Penelope, Penelope, why can’t more movies be like you?

Just so you know, I absolutely loved every frickin detail of this story. Starting with the plot, continuing with the characters, ending with set/production/costume design. Oh, and let’s not forget the beautiful message this movie sends, which actually makes sense.

Penelope is the daughter of a rich, aristocratic family. Unfortunately, she was cursed and is born with a pig nose. In an attempt to keep her safe until the nose is gone and the curse lifted, her parents lock her in at home and bring her one blue-blooded husband contender after the other, in the hopes that he’s Mr Right.

The setting is magical realism (tor has a great essay up on magical realism), the style reminded me of Mr. Magorium’s Wonder Emporium or Big Fish. And it really made me want more movies set in worlds like that.
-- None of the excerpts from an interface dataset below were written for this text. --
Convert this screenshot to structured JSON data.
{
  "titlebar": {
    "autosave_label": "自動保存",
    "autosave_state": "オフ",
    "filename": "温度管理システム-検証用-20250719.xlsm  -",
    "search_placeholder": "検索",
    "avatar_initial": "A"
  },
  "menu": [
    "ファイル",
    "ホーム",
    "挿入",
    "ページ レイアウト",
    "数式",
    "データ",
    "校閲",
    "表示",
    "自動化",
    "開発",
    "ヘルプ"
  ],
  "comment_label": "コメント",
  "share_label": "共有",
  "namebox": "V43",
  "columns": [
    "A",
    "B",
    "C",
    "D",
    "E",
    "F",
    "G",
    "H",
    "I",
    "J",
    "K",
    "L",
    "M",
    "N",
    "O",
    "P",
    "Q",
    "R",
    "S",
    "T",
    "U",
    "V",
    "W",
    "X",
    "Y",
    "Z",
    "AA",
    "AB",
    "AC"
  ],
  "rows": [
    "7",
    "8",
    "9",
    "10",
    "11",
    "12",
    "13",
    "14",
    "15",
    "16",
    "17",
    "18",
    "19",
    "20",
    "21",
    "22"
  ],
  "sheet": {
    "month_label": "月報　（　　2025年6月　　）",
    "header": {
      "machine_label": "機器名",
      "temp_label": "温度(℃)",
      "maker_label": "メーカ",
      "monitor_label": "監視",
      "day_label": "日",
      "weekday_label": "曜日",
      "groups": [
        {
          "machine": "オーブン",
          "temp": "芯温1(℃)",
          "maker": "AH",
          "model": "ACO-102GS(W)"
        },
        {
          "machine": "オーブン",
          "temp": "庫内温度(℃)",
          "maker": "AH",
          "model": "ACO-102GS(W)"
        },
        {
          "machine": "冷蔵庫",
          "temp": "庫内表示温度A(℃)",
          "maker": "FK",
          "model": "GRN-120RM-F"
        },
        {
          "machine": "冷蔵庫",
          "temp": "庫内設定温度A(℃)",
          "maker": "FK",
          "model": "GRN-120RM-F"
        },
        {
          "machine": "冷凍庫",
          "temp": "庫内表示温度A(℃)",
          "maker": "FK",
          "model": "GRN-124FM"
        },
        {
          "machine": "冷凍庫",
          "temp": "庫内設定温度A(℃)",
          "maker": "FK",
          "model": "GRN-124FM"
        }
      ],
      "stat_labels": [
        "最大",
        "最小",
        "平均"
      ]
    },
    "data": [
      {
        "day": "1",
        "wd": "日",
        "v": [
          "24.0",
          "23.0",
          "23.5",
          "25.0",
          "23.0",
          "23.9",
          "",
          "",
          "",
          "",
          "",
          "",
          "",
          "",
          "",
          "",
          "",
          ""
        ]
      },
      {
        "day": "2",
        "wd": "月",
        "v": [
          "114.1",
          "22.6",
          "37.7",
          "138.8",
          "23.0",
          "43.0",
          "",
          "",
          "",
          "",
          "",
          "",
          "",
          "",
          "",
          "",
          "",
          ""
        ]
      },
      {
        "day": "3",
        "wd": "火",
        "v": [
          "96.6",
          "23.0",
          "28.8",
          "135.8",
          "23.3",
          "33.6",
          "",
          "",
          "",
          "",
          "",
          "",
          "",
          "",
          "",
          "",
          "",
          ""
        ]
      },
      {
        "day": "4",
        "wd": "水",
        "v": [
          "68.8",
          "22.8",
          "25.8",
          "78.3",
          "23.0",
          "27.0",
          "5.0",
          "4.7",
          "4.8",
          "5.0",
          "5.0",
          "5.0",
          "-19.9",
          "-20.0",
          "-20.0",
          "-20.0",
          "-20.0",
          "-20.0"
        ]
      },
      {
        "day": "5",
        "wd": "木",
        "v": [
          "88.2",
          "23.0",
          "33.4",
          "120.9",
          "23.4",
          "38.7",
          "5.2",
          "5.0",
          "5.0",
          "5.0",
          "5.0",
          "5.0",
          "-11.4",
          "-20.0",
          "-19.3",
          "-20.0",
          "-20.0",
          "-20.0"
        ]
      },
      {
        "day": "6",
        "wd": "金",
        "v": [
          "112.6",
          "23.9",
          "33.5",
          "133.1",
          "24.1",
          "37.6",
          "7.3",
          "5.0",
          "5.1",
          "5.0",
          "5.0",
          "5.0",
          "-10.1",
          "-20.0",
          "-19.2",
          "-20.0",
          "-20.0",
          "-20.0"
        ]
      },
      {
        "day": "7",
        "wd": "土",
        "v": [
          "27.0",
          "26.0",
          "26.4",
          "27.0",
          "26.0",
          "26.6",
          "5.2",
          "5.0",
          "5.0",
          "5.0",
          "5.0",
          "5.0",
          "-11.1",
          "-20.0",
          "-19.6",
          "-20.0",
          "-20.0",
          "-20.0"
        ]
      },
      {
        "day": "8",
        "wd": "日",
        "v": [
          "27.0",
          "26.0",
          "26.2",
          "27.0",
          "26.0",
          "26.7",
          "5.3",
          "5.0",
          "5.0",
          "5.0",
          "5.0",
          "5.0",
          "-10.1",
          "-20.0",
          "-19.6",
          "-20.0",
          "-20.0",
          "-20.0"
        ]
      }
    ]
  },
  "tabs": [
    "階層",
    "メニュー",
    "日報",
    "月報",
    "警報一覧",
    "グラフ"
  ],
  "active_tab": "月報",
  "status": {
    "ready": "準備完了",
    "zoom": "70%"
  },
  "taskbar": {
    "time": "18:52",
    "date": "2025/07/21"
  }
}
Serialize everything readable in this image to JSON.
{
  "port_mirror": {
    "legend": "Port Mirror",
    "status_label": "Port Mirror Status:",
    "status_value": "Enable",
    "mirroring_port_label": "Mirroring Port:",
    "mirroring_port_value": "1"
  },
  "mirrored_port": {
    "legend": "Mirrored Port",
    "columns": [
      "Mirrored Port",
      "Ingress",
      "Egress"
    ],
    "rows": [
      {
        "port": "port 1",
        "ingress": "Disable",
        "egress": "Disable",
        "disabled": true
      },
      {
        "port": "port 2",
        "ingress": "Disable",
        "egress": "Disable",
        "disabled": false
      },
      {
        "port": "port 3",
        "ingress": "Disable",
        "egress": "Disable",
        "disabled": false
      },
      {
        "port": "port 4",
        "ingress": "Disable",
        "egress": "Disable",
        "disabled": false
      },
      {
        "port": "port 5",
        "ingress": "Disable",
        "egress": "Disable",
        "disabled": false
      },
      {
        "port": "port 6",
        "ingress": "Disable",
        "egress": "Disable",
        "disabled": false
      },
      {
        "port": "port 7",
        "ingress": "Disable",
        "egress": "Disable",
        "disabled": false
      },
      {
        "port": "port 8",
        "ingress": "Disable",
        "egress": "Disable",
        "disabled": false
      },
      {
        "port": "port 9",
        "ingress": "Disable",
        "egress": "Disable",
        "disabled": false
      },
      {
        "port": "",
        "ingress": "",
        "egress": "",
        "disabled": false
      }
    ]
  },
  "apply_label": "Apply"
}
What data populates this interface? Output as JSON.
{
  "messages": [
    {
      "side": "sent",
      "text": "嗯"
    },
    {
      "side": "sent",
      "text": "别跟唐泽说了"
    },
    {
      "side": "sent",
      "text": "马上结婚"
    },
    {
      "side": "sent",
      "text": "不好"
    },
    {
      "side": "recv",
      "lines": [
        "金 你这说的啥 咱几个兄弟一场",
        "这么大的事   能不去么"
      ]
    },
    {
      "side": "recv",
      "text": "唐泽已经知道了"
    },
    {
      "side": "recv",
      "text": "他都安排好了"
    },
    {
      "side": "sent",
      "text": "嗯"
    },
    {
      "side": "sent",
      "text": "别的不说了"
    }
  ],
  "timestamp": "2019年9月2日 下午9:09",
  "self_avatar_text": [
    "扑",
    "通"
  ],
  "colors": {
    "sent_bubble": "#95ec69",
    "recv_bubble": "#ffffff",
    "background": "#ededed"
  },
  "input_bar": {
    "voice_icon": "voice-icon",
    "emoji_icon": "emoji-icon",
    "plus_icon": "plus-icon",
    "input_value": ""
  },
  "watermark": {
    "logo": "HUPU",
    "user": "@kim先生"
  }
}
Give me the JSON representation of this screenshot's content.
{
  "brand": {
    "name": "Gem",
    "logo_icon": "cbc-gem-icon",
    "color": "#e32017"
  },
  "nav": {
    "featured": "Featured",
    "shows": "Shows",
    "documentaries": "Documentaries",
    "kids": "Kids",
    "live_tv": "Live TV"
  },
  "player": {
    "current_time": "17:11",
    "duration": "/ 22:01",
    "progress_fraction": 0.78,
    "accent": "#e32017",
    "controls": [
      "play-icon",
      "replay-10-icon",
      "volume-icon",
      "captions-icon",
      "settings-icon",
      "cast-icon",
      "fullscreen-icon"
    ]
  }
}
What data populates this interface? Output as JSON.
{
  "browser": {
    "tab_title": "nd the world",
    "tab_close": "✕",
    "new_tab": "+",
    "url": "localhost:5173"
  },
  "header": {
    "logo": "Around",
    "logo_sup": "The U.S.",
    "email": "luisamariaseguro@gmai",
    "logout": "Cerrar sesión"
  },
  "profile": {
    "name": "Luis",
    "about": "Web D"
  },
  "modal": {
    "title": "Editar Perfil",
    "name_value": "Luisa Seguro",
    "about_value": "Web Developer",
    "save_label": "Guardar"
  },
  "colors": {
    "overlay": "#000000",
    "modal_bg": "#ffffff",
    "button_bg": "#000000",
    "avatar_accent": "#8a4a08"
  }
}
In literature, it’s pretty prevalent (think Gabriel García Márquez or Haruki Murakami among others), in movies, it’s not. Very sad.

Anyway, back to the topic at hand. Christina Ricci is a wonderful Penelope, sweet and naive, but also strong and powerful, filled with purpose and a sharp mind. Catherine O’Hara is the well-meaning mother of everybody’s nightmares. James McAvoy, Reese Witherspoon, Peter Dinklage, Simon Woods and Russell Brand (who is everywhere nowadays) complete a perfect and very funny cast.

As I said before, I loved the design of the whole thing – Penelope’s clothes, her room, the city… it all fits the general mood of the movie and is just extremely pretty. And magic.

What it boils down to is that it’s a wonderful fairy tale that reminds you that the world is kind of enchanted. When you look at it closely.

And it’s actually a movie that got 10 out of 10 points on my list.